Jump aboard this express rail journey as Sarah Noal takes us on a ride between two of Russia’s famous cities.

As the crow flies, 636 kms separate two Russian Icons Moscow and St Petersburg. But the superfast Sapsan train, named after the world’s speediest bird, darts between them in as little as 3.5 hours. Before 2009, you’d trundle on the overnight train between Russia’s capital Moscow and its former capital St Petersburg to avoid losing daylight hours. Since then, the Sapsan – Russian for peregrine falcon – has propelled passengers from one city centre to the other in no time at all. For travellers today, this means squeezing in that trip to ‘Piter’ or Moscow is a breeze. You won’t waste time on a sleeper train or by schlepping out to city-fringe airports. True, the flight between cities is just over an hour, but think of the cab fares you save, the security checks you skip … and those airline queues!


Instead, book yourself a seat on the Sapsan bullet train. Window seats are a winner as you fly along the tracks at an average speed of 240-250 kph; sweeping through Russian scenery you wouldn’t otherwise get to see. Schedules are designed with commuters in mind so there’s no shortage of departures either. Trains run from about 5.30am to 9pm. Plus you can travel year-round – the Sapsan was built to take on Russia’s fiercest weather conditions. All you need to do is book your ticket through an English language website such as


St Petersburg Peterhof, Russia

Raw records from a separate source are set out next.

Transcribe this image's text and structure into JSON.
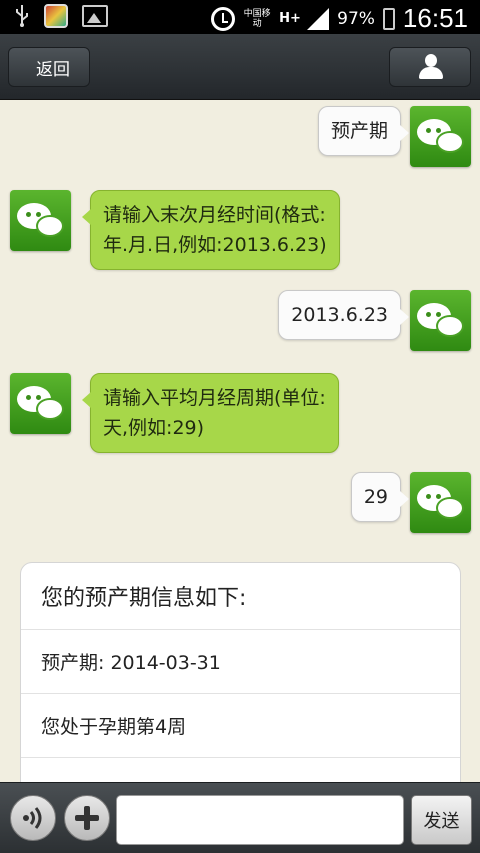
{
  "status_bar": {
    "carrier": "中国移动",
    "network": "H+",
    "battery": "97%",
    "time": "16:51"
  },
  "header": {
    "back_label": "返回"
  },
  "messages": [
    {
      "side": "sent",
      "text": "预产期"
    },
    {
      "side": "received",
      "lines": [
        "请输入末次月经时间(格式:",
        "年.月.日,例如:2013.6.23)"
      ]
    },
    {
      "side": "sent",
      "text": "2013.6.23"
    },
    {
      "side": "received",
      "lines": [
        "请输入平均月经周期(单位:",
        "天,例如:29)"
      ]
    },
    {
      "side": "sent",
      "text": "29"
    }
  ],
  "info_card": {
    "title": "您的预产期信息如下:",
    "rows": [
      "预产期: 2014-03-31",
      "您处于孕期第4周"
    ]
  },
  "input_bar": {
    "send_label": "发送",
    "input_value": ""
  }
}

On each train, there are usually 10 carriages and six categories to choose from: economy, economy plus (economy with a sandwich and drink included), dining, business, first class and a conference car. Apart from dining, the other categories speak for themselves. Much like air travel you get what you pay for but with more room to stretch out or stretch your legs. Economy carriages feature 64 seats in spacious two-by-two configurations. Food and drinks are not included but you can buy them from the snacks trolley, restaurant car or BYO. What is included are TVs throughout the carriages, playing classic Russian movies if you tire of the scenery (unlikely!) and want to tune in. Book into the dining category (restaurant car) and you’ll join a maximum of 39 other passengers in similar comfort but seated four around each table. One for foodies, the dining ticket price includes a budget of roughly $50 AUD  to order off the menu and fuel you on your travels. You keep your spot in the restaurant car throughout your journey.


Leningradsky Railway Station Moscow, Russia

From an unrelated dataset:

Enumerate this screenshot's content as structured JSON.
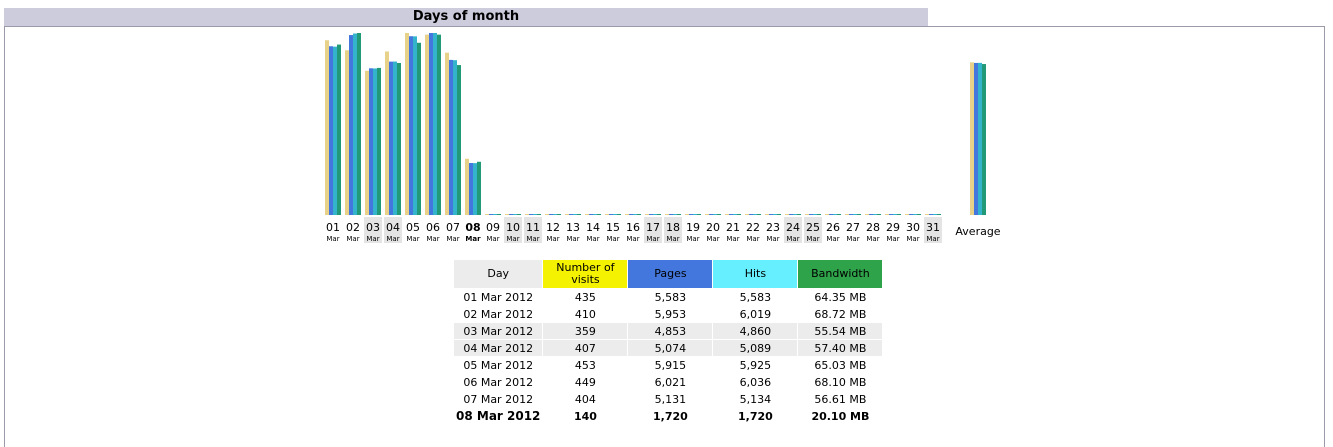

Head to Moskovsky or Leningradsky station, depending on which way you’re travelling. They’re in the city centres, so cabs, trams and underground trains can all take you there. Leave some time to find your way around these long-distance departure stations, which also have everything from cafes to pharmacies if you want to stock up before you go. Boarding begins 45 minutes before departure. Once on board, stow your baggage overhead or in designated spots and sink into your adjustable seat. And if you forgot to book that cab for your arrival or need some help, there’s a handy information desk on board too. Trains are direct so there’s no stopping off at outlying stations along the way. All you have to do is sit back and enjoy the view!

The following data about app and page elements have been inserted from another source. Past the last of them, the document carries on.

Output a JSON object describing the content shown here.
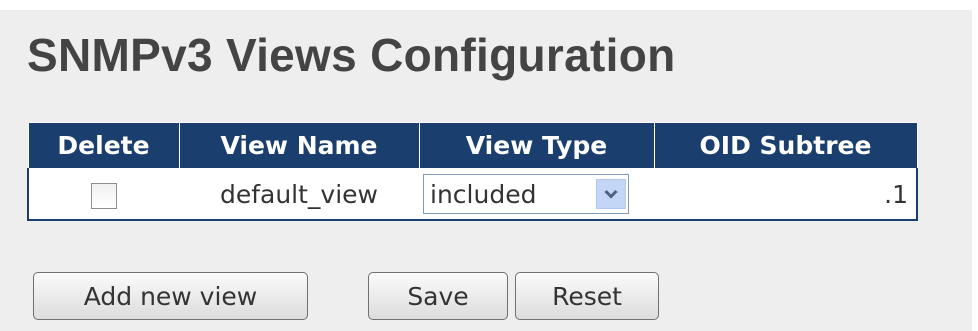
{
  "page": {
    "title": "SNMPv3 Views Configuration"
  },
  "table": {
    "headers": {
      "delete": "Delete",
      "view_name": "View Name",
      "view_type": "View Type",
      "oid_subtree": "OID Subtree"
    },
    "rows": [
      {
        "delete_checked": false,
        "view_name": "default_view",
        "view_type": "included",
        "oid_subtree": ".1"
      }
    ]
  },
  "buttons": {
    "add_new_view": "Add new view",
    "save": "Save",
    "reset": "Reset"
  },
  "icons": {
    "dropdown": "chevron-down-icon"
  },
  "colors": {
    "header_bg": "#1a3f6e",
    "panel_bg": "#eeeeee",
    "title": "#444444"
  }
}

Hot Tips!

  • Get your snacks beforehand – they can be pricey on board.
  • Check out: for all your essential info, like figuring out train tickets in Russian.
  • Trains run to Moscow time – Russia has seven time zones.
  • Pack light – designed for commuters, storage can be on the lean side in economy.
  • For free wifi, you’ll need to head to business or first class.
St Basils Cathedral Moscow, Russia